◆ Work to complete ◆
Report every line below that holds the word "Upload".

◆ Dataset entries ◆
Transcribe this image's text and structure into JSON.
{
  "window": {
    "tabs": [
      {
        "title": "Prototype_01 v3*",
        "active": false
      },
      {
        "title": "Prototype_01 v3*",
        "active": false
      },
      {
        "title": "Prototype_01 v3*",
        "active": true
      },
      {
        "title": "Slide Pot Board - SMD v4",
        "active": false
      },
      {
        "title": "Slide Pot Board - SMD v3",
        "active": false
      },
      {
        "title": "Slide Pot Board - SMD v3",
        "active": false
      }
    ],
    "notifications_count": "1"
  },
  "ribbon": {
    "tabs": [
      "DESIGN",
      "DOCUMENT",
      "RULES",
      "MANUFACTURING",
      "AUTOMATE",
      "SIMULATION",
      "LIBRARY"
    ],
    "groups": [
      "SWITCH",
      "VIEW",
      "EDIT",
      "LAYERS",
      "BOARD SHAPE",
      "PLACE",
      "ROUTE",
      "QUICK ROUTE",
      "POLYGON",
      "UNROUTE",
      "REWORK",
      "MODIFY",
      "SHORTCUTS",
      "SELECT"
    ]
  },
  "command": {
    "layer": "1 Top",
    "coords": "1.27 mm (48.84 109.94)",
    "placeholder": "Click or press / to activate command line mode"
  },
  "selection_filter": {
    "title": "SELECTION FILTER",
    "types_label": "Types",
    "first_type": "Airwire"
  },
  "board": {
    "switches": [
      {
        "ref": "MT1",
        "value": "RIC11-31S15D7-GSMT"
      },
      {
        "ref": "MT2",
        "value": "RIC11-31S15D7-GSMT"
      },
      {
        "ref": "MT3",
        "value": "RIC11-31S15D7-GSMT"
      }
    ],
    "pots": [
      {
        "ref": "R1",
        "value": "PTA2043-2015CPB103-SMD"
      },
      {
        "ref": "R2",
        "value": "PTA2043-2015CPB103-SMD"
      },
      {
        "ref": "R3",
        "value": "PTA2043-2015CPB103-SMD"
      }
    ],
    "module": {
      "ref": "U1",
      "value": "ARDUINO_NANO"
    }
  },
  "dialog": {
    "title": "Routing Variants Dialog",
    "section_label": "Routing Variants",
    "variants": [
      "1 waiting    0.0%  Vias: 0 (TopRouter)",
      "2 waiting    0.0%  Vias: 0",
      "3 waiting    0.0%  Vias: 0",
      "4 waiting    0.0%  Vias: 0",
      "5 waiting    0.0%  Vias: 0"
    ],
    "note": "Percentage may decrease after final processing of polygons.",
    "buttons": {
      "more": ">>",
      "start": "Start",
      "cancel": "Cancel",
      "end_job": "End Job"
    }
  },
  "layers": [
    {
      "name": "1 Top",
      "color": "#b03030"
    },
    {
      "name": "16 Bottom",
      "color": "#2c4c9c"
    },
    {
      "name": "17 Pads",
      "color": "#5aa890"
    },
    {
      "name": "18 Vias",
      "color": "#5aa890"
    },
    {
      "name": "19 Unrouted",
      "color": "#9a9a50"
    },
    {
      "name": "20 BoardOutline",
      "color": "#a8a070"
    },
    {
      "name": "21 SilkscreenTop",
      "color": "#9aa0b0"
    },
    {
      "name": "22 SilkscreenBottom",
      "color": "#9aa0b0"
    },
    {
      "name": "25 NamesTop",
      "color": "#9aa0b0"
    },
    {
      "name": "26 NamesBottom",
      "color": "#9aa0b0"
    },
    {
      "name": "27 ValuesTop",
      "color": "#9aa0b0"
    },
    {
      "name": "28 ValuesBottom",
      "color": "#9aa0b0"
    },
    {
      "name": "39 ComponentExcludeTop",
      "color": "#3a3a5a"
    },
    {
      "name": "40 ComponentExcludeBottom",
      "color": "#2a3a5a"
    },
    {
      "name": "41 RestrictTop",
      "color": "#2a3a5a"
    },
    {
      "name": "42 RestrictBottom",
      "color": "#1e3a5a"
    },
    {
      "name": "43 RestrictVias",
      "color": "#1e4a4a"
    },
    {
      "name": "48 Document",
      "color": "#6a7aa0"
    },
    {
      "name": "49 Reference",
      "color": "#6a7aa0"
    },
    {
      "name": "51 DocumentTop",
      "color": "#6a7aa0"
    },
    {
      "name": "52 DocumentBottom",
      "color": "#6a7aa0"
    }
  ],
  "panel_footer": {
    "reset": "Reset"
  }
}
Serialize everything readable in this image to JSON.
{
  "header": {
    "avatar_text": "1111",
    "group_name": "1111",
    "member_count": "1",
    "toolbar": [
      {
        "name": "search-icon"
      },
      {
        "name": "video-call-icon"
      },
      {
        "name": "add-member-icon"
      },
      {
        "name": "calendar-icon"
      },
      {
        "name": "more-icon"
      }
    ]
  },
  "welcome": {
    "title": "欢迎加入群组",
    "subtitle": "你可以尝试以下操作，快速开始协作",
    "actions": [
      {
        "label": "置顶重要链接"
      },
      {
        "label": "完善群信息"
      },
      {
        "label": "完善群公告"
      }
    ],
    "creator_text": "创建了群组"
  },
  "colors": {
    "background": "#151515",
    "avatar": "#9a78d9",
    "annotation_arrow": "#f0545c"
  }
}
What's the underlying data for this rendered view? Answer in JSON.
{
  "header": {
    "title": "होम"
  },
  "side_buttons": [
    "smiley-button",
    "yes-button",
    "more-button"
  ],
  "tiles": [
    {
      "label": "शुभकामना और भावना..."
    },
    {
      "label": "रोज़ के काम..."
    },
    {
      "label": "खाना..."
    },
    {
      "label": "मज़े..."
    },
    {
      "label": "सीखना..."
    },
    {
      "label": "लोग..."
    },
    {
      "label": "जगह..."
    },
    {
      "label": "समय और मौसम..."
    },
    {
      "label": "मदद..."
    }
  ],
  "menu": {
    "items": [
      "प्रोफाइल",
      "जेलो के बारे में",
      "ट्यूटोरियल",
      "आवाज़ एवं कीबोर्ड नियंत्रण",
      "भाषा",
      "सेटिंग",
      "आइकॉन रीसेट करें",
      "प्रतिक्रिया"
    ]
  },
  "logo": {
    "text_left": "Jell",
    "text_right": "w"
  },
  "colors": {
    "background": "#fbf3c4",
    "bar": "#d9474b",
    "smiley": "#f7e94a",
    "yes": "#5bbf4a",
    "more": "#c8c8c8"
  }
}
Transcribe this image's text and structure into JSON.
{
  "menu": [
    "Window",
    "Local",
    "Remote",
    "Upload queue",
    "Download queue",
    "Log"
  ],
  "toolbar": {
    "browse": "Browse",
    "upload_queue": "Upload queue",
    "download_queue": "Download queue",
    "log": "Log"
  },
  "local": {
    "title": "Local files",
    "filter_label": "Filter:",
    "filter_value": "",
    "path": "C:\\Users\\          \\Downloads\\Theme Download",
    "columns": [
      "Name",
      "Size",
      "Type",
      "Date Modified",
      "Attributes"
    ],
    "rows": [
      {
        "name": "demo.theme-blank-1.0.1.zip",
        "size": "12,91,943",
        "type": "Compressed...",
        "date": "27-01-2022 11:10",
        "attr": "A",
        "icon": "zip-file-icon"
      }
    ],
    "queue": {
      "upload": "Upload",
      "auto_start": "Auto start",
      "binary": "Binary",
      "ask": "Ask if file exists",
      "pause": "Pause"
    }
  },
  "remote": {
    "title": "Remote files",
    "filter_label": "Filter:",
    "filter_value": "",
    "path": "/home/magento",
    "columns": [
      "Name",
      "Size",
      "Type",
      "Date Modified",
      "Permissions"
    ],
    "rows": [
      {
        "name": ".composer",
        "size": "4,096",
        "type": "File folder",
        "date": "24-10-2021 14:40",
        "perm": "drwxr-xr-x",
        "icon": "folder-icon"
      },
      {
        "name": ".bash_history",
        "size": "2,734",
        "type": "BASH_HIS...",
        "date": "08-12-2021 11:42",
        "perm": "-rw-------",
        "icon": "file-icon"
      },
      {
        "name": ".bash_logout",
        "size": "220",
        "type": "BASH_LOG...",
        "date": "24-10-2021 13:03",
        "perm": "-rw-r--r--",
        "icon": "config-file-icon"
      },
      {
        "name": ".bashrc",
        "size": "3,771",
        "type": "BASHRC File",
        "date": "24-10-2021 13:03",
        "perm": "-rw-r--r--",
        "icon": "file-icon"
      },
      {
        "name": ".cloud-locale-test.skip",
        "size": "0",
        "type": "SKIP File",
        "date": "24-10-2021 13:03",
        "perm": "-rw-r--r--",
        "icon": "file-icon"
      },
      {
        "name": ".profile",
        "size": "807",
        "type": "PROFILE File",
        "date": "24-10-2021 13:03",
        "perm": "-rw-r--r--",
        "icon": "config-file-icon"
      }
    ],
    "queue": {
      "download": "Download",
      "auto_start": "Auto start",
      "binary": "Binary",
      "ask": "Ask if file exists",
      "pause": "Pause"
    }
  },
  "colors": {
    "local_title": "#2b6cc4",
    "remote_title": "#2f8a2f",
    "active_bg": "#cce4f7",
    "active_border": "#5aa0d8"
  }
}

◆ Written response ◆
    "Upload queue",
    "upload_queue": "Upload queue",
      "upload": "Upload",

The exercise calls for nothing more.